[Items listed in a dataset]
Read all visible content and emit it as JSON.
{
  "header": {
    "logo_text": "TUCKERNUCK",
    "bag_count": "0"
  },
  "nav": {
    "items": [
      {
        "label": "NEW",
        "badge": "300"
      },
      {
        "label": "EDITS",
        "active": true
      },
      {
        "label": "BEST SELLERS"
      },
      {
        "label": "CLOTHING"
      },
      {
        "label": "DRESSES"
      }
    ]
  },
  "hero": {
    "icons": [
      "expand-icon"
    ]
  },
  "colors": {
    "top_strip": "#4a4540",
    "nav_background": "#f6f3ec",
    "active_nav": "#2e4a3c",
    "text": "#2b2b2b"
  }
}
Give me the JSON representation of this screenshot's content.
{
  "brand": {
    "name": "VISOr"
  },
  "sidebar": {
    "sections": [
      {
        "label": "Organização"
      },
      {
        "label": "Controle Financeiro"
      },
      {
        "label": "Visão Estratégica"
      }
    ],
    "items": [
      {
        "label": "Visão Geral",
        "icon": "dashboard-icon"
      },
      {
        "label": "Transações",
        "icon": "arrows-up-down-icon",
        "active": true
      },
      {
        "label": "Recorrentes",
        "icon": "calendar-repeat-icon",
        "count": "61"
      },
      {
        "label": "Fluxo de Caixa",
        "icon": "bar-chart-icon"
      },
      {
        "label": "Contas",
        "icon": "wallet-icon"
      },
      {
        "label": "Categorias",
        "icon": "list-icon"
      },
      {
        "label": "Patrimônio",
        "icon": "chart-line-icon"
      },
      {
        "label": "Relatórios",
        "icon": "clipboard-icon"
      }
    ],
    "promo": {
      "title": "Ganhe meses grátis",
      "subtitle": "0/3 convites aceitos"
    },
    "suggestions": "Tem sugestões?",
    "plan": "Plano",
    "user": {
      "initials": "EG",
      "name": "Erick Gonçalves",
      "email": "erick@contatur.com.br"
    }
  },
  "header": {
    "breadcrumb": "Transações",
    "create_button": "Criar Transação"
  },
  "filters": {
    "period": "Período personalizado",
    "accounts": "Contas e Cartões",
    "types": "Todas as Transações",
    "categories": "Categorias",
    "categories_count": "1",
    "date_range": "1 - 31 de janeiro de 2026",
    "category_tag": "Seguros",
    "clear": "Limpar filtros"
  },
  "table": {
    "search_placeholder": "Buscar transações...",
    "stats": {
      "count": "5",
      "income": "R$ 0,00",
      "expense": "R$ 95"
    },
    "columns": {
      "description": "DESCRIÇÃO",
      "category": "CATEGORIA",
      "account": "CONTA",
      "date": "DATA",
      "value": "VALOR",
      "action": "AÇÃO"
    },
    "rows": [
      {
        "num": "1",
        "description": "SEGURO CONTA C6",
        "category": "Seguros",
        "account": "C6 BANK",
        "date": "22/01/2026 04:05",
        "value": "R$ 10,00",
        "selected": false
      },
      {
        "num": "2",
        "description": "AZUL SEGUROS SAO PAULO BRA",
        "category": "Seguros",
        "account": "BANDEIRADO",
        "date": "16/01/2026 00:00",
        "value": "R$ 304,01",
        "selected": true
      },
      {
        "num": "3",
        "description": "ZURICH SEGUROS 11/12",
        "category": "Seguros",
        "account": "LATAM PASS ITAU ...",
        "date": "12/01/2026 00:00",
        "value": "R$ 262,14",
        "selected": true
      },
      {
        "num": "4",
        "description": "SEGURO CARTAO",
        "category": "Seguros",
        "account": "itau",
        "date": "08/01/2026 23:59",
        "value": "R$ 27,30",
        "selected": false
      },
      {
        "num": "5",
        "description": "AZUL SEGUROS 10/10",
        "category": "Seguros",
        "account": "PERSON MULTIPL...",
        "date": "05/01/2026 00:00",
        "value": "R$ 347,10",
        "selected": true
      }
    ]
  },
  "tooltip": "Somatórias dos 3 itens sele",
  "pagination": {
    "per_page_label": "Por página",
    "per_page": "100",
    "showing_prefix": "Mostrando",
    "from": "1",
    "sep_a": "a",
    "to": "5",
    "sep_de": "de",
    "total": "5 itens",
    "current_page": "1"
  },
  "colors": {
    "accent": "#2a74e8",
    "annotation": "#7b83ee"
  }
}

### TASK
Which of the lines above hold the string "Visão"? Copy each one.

### FINISHED TASK
        "label": "Visão Estratégica"
        "label": "Visão Geral",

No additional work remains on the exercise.